> WHAT YOU ARE ASKED TO DO:
Reproduce the records below exactly as they appear.

[DATA SUPPLIED Boundary: Start]

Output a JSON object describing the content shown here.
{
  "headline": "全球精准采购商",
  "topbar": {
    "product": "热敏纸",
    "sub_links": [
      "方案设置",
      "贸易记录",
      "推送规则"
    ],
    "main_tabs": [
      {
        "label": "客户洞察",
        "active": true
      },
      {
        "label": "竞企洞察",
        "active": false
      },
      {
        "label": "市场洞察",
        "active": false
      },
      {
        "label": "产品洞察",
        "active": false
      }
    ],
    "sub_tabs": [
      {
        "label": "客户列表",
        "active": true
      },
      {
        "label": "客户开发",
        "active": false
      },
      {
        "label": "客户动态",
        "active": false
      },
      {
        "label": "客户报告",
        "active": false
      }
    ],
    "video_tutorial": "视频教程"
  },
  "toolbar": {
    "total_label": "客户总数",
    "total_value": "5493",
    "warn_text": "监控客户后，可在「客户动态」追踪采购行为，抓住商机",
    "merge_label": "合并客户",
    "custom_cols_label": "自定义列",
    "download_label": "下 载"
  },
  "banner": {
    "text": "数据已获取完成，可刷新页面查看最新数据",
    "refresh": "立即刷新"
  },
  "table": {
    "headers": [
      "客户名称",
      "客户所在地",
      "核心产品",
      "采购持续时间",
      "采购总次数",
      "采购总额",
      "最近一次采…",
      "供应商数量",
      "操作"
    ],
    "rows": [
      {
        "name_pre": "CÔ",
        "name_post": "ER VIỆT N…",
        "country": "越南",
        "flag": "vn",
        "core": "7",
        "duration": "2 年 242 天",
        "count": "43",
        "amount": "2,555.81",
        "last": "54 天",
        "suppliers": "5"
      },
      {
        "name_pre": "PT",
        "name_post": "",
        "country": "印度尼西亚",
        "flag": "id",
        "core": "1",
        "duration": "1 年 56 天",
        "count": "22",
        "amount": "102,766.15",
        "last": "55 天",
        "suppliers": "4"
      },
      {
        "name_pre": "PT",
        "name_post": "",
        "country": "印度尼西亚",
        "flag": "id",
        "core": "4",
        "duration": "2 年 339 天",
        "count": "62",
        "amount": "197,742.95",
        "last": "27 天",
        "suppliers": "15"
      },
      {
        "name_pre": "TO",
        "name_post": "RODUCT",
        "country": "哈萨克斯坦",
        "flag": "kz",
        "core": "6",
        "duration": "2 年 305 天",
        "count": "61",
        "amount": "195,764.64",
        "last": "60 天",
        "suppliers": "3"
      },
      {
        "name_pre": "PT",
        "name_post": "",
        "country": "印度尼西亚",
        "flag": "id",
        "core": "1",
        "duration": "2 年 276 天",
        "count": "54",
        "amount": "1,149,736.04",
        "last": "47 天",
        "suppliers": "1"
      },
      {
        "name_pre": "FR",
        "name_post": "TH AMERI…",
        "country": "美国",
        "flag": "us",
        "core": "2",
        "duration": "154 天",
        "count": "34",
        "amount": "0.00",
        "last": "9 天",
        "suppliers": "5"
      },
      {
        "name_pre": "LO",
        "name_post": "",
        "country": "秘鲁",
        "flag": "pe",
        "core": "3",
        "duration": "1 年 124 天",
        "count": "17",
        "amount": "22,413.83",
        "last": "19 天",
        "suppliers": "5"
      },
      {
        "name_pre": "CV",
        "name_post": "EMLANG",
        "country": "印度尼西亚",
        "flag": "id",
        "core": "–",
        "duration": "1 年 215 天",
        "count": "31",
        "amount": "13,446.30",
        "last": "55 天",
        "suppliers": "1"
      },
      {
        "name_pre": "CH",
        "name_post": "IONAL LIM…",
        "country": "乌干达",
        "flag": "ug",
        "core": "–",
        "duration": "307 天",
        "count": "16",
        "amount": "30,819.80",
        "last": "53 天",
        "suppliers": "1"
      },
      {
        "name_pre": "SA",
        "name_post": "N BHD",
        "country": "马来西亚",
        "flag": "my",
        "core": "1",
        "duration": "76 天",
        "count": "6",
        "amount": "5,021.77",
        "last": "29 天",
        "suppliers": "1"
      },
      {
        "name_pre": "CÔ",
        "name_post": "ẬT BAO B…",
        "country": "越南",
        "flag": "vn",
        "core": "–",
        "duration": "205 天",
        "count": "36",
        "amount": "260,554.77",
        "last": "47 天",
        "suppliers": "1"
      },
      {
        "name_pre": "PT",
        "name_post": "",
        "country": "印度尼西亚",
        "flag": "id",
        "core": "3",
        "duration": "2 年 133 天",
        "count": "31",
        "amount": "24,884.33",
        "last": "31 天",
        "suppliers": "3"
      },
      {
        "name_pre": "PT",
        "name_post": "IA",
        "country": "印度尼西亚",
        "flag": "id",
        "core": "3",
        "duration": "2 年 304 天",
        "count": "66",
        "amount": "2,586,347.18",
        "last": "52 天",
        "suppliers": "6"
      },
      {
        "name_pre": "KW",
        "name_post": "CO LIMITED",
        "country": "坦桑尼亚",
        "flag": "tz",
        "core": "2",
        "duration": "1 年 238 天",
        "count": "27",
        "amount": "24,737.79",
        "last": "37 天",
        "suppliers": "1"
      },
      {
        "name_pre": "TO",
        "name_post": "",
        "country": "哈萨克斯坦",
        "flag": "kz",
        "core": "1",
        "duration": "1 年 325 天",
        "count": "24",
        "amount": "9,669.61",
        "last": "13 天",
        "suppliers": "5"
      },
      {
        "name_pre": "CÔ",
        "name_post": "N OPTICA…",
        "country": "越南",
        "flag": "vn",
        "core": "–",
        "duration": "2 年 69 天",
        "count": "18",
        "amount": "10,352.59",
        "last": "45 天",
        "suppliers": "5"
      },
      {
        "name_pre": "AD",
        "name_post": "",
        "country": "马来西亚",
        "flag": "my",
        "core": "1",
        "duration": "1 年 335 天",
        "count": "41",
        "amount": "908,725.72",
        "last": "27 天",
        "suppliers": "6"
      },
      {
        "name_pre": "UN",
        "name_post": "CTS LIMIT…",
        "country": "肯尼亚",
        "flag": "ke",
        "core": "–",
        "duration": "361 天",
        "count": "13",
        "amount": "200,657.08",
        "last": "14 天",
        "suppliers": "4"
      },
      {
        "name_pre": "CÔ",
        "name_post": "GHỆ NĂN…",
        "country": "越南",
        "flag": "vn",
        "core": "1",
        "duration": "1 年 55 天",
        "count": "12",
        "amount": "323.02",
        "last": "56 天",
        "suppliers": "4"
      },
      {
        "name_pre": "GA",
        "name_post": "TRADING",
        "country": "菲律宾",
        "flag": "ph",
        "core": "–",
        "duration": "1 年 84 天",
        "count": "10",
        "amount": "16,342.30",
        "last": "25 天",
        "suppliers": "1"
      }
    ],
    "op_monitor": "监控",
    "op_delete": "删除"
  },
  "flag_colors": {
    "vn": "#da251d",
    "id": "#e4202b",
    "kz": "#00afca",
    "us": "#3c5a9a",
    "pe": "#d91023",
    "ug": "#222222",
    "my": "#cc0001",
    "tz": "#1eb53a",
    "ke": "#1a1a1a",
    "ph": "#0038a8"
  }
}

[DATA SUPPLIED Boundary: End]

> RESULT:
Output a JSON object describing the content shown here.
{
  "headline": "全球精准采购商",
  "topbar": {
    "product": "热敏纸",
    "sub_links": [
      "方案设置",
      "贸易记录",
      "推送规则"
    ],
    "main_tabs": [
      {
        "label": "客户洞察",
        "active": true
      },
      {
        "label": "竞企洞察",
        "active": false
      },
      {
        "label": "市场洞察",
        "active": false
      },
      {
        "label": "产品洞察",
        "active": false
      }
    ],
    "sub_tabs": [
      {
        "label": "客户列表",
        "active": true
      },
      {
        "label": "客户开发",
        "active": false
      },
      {
        "label": "客户动态",
        "active": false
      },
      {
        "label": "客户报告",
        "active": false
      }
    ],
    "video_tutorial": "视频教程"
  },
  "toolbar": {
    "total_label": "客户总数",
    "total_value": "5493",
    "warn_text": "监控客户后，可在「客户动态」追踪采购行为，抓住商机",
    "merge_label": "合并客户",
    "custom_cols_label": "自定义列",
    "download_label": "下 载"
  },
  "banner": {
    "text": "数据已获取完成，可刷新页面查看最新数据",
    "refresh": "立即刷新"
  },
  "table": {
    "headers": [
      "客户名称",
      "客户所在地",
      "核心产品",
      "采购持续时间",
      "采购总次数",
      "采购总额",
      "最近一次采…",
      "供应商数量",
      "操作"
    ],
    "rows": [
      {
        "name_pre": "CÔ",
        "name_post": "ER VIỆT N…",
        "country": "越南",
        "flag": "vn",
        "core": "7",
        "duration": "2 年 242 天",
        "count": "43",
        "amount": "2,555.81",
        "last": "54 天",
        "suppliers": "5"
      },
      {
        "name_pre": "PT",
        "name_post": "",
        "country": "印度尼西亚",
        "flag": "id",
        "core": "1",
        "duration": "1 年 56 天",
        "count": "22",
        "amount": "102,766.15",
        "last": "55 天",
        "suppliers": "4"
      },
      {
        "name_pre": "PT",
        "name_post": "",
        "country": "印度尼西亚",
        "flag": "id",
        "core": "4",
        "duration": "2 年 339 天",
        "count": "62",
        "amount": "197,742.95",
        "last": "27 天",
        "suppliers": "15"
      },
      {
        "name_pre": "TO",
        "name_post": "RODUCT",
        "country": "哈萨克斯坦",
        "flag": "kz",
        "core": "6",
        "duration": "2 年 305 天",
        "count": "61",
        "amount": "195,764.64",
        "last": "60 天",
        "suppliers": "3"
      },
      {
        "name_pre": "PT",
        "name_post": "",
        "country": "印度尼西亚",
        "flag": "id",
        "core": "1",
        "duration": "2 年 276 天",
        "count": "54",
        "amount": "1,149,736.04",
        "last": "47 天",
        "suppliers": "1"
      },
      {
        "name_pre": "FR",
        "name_post": "TH AMERI…",
        "country": "美国",
        "flag": "us",
        "core": "2",
        "duration": "154 天",
        "count": "34",
        "amount": "0.00",
        "last": "9 天",
        "suppliers": "5"
      },
      {
        "name_pre": "LO",
        "name_post": "",
        "country": "秘鲁",
        "flag": "pe",
        "core": "3",
        "duration": "1 年 124 天",
        "count": "17",
        "amount": "22,413.83",
        "last": "19 天",
        "suppliers": "5"
      },
      {
        "name_pre": "CV",
        "name_post": "EMLANG",
        "country": "印度尼西亚",
        "flag": "id",
        "core": "–",
        "duration": "1 年 215 天",
        "count": "31",
        "amount": "13,446.30",
        "last": "55 天",
        "suppliers": "1"
      },
      {
        "name_pre": "CH",
        "name_post": "IONAL LIM…",
        "country": "乌干达",
        "flag": "ug",
        "core": "–",
        "duration": "307 天",
        "count": "16",
        "amount": "30,819.80",
        "last": "53 天",
        "suppliers": "1"
      },
      {
        "name_pre": "SA",
        "name_post": "N BHD",
        "country": "马来西亚",
        "flag": "my",
        "core": "1",
        "duration": "76 天",
        "count": "6",
        "amount": "5,021.77",
        "last": "29 天",
        "suppliers": "1"
      },
      {
        "name_pre": "CÔ",
        "name_post": "ẬT BAO B…",
        "country": "越南",
        "flag": "vn",
        "core": "–",
        "duration": "205 天",
        "count": "36",
        "amount": "260,554.77",
        "last": "47 天",
        "suppliers": "1"
      },
      {
        "name_pre": "PT",
        "name_post": "",
        "country": "印度尼西亚",
        "flag": "id",
        "core": "3",
        "duration": "2 年 133 天",
        "count": "31",
        "amount": "24,884.33",
        "last": "31 天",
        "suppliers": "3"
      },
      {
        "name_pre": "PT",
        "name_post": "IA",
        "country": "印度尼西亚",
        "flag": "id",
        "core": "3",
        "duration": "2 年 304 天",
        "count": "66",
        "amount": "2,586,347.18",
        "last": "52 天",
        "suppliers": "6"
      },
      {
        "name_pre": "KW",
        "name_post": "CO LIMITED",
        "country": "坦桑尼亚",
        "flag": "tz",
        "core": "2",
        "duration": "1 年 238 天",
        "count": "27",
        "amount": "24,737.79",
        "last": "37 天",
        "suppliers": "1"
      },
      {
        "name_pre": "TO",
        "name_post": "",
        "country": "哈萨克斯坦",
        "flag": "kz",
        "core": "1",
        "duration": "1 年 325 天",
        "count": "24",
        "amount": "9,669.61",
        "last": "13 天",
        "suppliers": "5"
      },
      {
        "name_pre": "CÔ",
        "name_post": "N OPTICA…",
        "country": "越南",
        "flag": "vn",
        "core": "–",
        "duration": "2 年 69 天",
        "count": "18",
        "amount": "10,352.59",
        "last": "45 天",
        "suppliers": "5"
      },
      {
        "name_pre": "AD",
        "name_post": "",
        "country": "马来西亚",
        "flag": "my",
        "core": "1",
        "duration": "1 年 335 天",
        "count": "41",
        "amount": "908,725.72",
        "last": "27 天",
        "suppliers": "6"
      },
      {
        "name_pre": "UN",
        "name_post": "CTS LIMIT…",
        "country": "肯尼亚",
        "flag": "ke",
        "core": "–",
        "duration": "361 天",
        "count": "13",
        "amount": "200,657.08",
        "last": "14 天",
        "suppliers": "4"
      },
      {
        "name_pre": "CÔ",
        "name_post": "GHỆ NĂN…",
        "country": "越南",
        "flag": "vn",
        "core": "1",
        "duration": "1 年 55 天",
        "count": "12",
        "amount": "323.02",
        "last": "56 天",
        "suppliers": "4"
      },
      {
        "name_pre": "GA",
        "name_post": "TRADING",
        "country": "菲律宾",
        "flag": "ph",
        "core": "–",
        "duration": "1 年 84 天",
        "count": "10",
        "amount": "16,342.30",
        "last": "25 天",
        "suppliers": "1"
      }
    ],
    "op_monitor": "监控",
    "op_delete": "删除"
  },
  "flag_colors": {
    "vn": "#da251d",
    "id": "#e4202b",
    "kz": "#00afca",
    "us": "#3c5a9a",
    "pe": "#d91023",
    "ug": "#222222",
    "my": "#cc0001",
    "tz": "#1eb53a",
    "ke": "#1a1a1a",
    "ph": "#0038a8"
  }
}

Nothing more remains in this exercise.